Honey, Assuming We Keep Having It  
Marty Martindale

Agriculture depends greatly on the honeybee for pollination. Honeybees account for 80 honeybeespercent of it all. Without this process,  we would see a significant decrease in the yield of fruits and vegetables, and present-day findings point to the cause as changes in agricultural practices. We now experience abnormally low populations of bees, up to 70 percent less, causing a problem they call Colony Collapse Disorder (CCD). 

Netflix, Amazon and On Demand have excellent documentaries on this complicated issue. We encourage you to express your concern wherever you can about  Colony Collapse Disorder.   

The history of honey goes  back 8000 years as evidenced in early cave paintings. Ancestors in all cultures have honored honey and worked hard to procure it. Over the years, it has served us by flavoring our food, being a part of certain medicines and contributing, as a symbol, in religious ceremonies. 

Here are some amazng facts about tiny, very busy, honey bees when they are healthy. They fly over 50,000 miles to produce a pound of honey. Each bee produces less than a tenth of a teaspoon of honey in its entire life.  These frail creatures visit/pollinate up to 100 flowers everytime they leave the hive.
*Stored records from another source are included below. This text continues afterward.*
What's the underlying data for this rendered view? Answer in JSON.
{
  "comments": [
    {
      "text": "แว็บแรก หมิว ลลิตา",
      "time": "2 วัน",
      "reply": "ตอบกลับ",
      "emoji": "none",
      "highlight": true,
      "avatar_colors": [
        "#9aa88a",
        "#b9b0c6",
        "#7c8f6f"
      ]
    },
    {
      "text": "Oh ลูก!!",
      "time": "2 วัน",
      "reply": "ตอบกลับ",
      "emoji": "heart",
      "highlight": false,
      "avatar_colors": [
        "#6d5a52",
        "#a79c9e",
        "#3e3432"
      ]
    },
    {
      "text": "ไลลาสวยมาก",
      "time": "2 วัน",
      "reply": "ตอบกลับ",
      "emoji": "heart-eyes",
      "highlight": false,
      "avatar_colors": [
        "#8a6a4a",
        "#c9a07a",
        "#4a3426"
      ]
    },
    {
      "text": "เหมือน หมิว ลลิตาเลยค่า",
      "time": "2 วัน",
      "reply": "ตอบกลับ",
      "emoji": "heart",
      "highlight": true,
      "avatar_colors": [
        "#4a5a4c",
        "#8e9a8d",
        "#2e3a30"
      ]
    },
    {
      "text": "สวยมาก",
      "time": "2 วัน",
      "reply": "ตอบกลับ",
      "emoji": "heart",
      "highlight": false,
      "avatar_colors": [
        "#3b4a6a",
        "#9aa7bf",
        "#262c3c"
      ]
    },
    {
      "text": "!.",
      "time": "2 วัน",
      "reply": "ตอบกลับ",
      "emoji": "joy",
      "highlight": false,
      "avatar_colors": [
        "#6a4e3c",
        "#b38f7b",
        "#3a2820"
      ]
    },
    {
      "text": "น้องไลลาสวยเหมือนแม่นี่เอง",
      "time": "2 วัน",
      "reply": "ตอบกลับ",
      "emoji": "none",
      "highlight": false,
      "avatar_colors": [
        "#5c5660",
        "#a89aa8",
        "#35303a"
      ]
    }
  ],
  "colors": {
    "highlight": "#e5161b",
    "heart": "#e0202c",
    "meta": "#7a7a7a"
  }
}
This means over 500 bees need to visit 2 million sources to create one pound of honey. Honey is the dividend, the PROCESS is our greatest gift, and it is endangered. 
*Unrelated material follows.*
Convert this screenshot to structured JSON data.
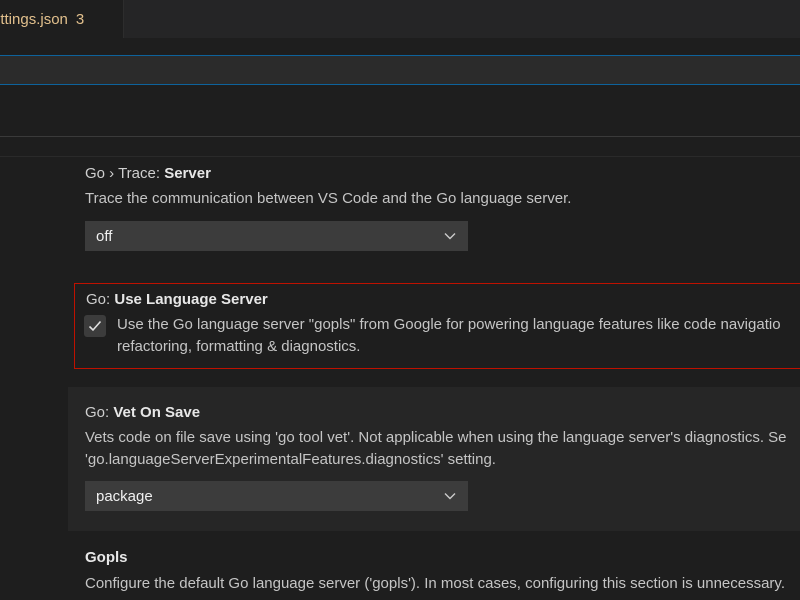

Assuming we can continue to enjoy honey’s many uses as we have in the past, here are tips on handling it. You can store honey for up to a year. If it should become unclear or crystalize during this time, simply place the jar in hot water, and the crystal particles will disappear in a few minutes. This condition does not affect the honey negatively. 


Honey is tricky and messy to measure. The link below contains some tips and equivalencies when using it.   https://www.dutchgoldhoney.com/honey-cooking-tips 


Below are foodsites containing honey recipies. 

Comments are closed.